The voter registration report released yesterday by the Arizona Secretary of State proves, once again, the state’s battleground status in the 2020 election. The report, which is released quarterly, shows that Arizona now has a little over 3.8 million registered voters. This represents an increase of almost 300,000 since the November 2016 election.

The Democratic Party was the slight favorite for Arizonans who have registered since the last report was released in July. The party picked up 21,402 registrants, outpacing newly registered Republicans by 3,702. Most of these gains came from Maricopa county, where Democrats picked up 14,475 to the Republicans 10,977. “No Party Preference”, meanwhile, picked up the least amount of registrants at 10,540.

For most of the state’s history, Arizona was a Democratic stronghold, with as much as a 40 point advantage over Republicans in 1950. It was not until the 1986 midterm elections that Republican registration surpassed that of the Democratic Party.

Republican registration has been at an advantage ever since, reaching a peak of six points in 2006. During that same time period, “No Party Preference” registration also exploded in the state, going from 11 percent of the state’s registered voters to 26 percent. This most recent registration report marks the most narrow year over year advantage that Republican registration has had since November of 2009.
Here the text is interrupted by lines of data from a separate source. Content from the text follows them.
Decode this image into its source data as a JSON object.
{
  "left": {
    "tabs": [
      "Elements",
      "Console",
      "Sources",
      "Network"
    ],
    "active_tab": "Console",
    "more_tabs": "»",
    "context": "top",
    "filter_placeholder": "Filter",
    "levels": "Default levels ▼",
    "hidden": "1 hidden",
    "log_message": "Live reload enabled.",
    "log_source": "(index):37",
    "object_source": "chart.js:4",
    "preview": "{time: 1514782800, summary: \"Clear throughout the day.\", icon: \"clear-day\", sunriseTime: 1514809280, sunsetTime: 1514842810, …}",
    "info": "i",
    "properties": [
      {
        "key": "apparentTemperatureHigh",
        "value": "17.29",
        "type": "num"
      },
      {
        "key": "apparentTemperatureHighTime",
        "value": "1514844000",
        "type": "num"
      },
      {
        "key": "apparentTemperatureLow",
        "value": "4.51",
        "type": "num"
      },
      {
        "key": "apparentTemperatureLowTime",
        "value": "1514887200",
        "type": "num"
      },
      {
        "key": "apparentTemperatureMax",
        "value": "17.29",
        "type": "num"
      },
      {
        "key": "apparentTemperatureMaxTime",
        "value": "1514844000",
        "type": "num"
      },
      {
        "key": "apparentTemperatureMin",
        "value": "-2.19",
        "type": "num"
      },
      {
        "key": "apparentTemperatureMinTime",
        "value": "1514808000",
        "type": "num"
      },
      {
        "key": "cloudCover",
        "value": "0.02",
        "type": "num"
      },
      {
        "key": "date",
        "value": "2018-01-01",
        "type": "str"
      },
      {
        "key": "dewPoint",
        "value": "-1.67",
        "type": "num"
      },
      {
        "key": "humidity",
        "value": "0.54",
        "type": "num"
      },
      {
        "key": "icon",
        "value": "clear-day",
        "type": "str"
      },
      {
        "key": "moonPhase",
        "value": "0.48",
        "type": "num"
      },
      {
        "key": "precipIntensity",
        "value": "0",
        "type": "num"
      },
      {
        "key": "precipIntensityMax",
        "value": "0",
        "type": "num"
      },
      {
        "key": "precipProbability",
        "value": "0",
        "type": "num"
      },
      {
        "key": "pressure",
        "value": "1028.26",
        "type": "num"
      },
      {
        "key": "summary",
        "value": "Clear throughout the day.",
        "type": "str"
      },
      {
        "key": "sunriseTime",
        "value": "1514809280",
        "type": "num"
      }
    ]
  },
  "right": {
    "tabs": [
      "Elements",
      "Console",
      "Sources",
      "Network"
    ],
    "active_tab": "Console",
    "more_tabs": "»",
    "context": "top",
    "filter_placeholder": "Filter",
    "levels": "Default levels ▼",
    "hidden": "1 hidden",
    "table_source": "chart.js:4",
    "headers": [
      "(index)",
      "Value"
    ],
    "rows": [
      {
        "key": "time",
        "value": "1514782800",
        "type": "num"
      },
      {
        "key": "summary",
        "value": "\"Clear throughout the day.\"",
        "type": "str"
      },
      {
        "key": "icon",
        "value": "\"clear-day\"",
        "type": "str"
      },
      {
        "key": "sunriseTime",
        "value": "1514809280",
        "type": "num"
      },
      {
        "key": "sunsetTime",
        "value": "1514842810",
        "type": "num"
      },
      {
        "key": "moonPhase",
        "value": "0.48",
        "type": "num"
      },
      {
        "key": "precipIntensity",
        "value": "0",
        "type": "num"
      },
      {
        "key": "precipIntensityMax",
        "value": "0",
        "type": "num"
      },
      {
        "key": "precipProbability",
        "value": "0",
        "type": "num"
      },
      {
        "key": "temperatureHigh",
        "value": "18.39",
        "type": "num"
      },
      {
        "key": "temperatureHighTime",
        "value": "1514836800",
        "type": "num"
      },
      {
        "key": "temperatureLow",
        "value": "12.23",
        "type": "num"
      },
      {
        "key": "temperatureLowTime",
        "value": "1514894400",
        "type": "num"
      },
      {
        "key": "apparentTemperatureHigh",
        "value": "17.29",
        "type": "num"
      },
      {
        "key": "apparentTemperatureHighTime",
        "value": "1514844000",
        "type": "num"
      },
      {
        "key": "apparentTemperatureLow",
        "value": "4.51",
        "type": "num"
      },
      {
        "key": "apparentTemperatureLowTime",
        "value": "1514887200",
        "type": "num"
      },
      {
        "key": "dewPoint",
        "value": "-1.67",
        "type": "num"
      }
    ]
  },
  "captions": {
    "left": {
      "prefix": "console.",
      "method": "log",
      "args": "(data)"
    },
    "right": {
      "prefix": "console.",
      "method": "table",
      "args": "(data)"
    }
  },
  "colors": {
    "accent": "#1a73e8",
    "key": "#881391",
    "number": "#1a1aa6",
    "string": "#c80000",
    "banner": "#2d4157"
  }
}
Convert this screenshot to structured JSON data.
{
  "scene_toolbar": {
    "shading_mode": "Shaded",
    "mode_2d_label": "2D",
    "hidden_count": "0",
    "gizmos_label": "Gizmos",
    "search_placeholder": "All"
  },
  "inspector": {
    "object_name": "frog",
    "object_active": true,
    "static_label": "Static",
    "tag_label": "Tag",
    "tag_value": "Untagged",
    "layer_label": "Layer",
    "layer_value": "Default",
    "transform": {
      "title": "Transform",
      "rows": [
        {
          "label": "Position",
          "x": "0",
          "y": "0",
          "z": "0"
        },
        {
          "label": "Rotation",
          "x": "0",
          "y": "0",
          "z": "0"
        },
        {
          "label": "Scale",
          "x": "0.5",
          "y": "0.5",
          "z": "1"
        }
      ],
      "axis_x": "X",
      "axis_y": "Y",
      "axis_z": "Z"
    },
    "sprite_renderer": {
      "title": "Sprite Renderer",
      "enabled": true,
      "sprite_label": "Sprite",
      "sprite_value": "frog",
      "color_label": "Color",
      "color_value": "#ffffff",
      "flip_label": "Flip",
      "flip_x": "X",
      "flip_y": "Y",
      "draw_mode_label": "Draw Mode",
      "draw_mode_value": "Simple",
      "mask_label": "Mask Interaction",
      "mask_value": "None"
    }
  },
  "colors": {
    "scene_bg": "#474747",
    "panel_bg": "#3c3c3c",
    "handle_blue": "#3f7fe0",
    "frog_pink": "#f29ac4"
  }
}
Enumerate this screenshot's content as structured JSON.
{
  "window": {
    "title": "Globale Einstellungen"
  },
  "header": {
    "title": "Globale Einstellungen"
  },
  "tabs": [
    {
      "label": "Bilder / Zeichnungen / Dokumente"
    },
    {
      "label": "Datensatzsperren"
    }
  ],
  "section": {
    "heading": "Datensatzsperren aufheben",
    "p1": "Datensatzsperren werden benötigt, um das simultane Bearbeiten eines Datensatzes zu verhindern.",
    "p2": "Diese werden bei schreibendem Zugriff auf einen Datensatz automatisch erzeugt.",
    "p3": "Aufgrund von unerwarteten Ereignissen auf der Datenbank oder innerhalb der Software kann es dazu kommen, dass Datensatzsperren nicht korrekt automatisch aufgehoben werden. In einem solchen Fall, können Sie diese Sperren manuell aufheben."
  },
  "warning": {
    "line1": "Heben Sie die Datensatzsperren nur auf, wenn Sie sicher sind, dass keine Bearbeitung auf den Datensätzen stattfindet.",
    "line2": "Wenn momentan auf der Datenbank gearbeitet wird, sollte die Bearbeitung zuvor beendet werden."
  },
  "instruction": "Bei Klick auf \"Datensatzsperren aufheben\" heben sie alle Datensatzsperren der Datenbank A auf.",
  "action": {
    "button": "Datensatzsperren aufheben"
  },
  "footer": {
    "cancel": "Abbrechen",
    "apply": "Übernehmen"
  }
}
An analysis done by ABC 15 estimates that the state will have over 4 million registered voters leading up to the 2020 election.

Watch Arizona’s Voter Registration Growth through the years: